Facebook started as a way to for college students to socialize, but in its inclusiveness and expansion has resulted in the loss of any niche market it may have once had. As a consequence, it is very challenging to make generalizations about what a given Facebook user may want or know. Certainly by tracking keywords Facebook can work to place ads accordingly and, hopefully, unobtrusively. But there isn’t an ability to productize users and say “Facebook users want/represent/need X.” The ability to know what the users on your social network want is the key to monetization. And while Facebook users clearly want to connect and communicate, there is little else one can say in general about the motivations of Facebook users.
In comparison, LinkedIn users are there for a clear purpose: to build their professional network. There is no ambiguity around what a LinkedIn user wants, needs, or knows. As a result, LinkedIn users can be monetized as a product. LinkedIn’s product offering isn’t resume building or job hunting, its talent. Not surprisingly, LinkedIn makes most of its money from its LinkedIn Recruiter offering for talent scouts.
The lesson?
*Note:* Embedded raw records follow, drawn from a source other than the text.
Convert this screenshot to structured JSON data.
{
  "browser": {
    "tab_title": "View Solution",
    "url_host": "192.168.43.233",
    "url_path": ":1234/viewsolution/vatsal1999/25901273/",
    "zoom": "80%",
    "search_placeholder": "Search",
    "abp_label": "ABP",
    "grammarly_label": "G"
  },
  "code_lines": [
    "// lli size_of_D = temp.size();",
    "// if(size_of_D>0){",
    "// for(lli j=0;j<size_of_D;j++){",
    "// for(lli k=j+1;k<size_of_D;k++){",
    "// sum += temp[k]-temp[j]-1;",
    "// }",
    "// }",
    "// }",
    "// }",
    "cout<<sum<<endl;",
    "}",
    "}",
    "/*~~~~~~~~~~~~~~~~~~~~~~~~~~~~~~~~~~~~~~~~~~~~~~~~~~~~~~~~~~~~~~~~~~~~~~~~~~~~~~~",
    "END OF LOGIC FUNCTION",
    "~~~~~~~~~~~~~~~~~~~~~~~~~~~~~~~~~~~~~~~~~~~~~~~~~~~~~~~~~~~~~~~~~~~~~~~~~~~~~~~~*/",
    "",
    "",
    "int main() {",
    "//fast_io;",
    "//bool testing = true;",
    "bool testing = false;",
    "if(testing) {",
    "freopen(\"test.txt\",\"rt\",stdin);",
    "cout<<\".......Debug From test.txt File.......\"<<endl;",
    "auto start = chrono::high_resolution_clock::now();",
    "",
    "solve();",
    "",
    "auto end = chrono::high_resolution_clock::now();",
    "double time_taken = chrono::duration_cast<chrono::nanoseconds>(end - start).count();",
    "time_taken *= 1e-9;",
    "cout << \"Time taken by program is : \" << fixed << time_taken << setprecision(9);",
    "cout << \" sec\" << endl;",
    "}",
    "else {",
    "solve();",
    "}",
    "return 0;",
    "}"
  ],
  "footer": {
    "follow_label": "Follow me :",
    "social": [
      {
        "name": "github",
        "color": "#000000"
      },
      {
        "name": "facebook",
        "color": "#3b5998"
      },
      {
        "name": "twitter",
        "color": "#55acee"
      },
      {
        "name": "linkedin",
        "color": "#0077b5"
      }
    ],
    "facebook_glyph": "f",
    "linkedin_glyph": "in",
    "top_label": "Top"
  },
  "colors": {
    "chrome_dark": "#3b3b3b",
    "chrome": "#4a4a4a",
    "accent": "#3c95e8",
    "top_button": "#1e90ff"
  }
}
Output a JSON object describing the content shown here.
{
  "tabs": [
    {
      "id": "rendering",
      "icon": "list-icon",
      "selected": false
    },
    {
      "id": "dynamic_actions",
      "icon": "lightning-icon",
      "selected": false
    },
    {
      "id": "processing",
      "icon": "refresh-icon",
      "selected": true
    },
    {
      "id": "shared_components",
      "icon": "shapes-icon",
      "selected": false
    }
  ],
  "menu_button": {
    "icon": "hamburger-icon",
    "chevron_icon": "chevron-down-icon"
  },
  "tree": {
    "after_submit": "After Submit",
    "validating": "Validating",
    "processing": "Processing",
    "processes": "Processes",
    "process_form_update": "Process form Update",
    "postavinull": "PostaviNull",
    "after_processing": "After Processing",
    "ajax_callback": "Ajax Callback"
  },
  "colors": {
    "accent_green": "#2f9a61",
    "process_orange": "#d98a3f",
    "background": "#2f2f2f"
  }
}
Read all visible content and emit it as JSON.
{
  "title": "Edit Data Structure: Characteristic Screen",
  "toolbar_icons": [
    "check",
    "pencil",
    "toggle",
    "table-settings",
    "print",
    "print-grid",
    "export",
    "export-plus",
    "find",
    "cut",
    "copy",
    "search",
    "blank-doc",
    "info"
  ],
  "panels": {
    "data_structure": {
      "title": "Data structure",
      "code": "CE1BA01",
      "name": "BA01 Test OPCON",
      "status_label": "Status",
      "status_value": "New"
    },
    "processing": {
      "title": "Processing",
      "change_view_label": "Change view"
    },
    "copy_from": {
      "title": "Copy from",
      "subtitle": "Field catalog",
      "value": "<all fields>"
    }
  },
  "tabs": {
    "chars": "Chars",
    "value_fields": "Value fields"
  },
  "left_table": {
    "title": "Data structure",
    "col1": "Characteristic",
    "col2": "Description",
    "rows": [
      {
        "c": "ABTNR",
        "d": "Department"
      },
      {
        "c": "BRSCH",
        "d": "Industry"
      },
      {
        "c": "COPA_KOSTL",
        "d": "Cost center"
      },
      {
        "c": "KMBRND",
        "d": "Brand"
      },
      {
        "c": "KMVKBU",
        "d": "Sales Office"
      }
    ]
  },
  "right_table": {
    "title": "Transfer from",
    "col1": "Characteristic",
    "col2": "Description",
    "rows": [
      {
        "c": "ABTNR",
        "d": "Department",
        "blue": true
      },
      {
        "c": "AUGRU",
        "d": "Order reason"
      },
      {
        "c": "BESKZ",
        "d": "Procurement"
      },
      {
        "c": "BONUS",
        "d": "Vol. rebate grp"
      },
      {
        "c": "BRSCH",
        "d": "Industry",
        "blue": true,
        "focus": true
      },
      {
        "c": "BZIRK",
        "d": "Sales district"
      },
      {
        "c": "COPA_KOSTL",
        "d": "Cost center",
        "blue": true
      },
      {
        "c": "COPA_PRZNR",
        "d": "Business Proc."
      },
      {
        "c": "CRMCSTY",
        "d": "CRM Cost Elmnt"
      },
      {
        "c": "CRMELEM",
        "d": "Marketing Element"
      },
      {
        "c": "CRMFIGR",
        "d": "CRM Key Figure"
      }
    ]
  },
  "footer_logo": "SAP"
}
If you want to build a social network that can be productized as a network and not just another communications channel for marketing, you need to build it around a clear, shared user motivation, not simply the ability to communicate.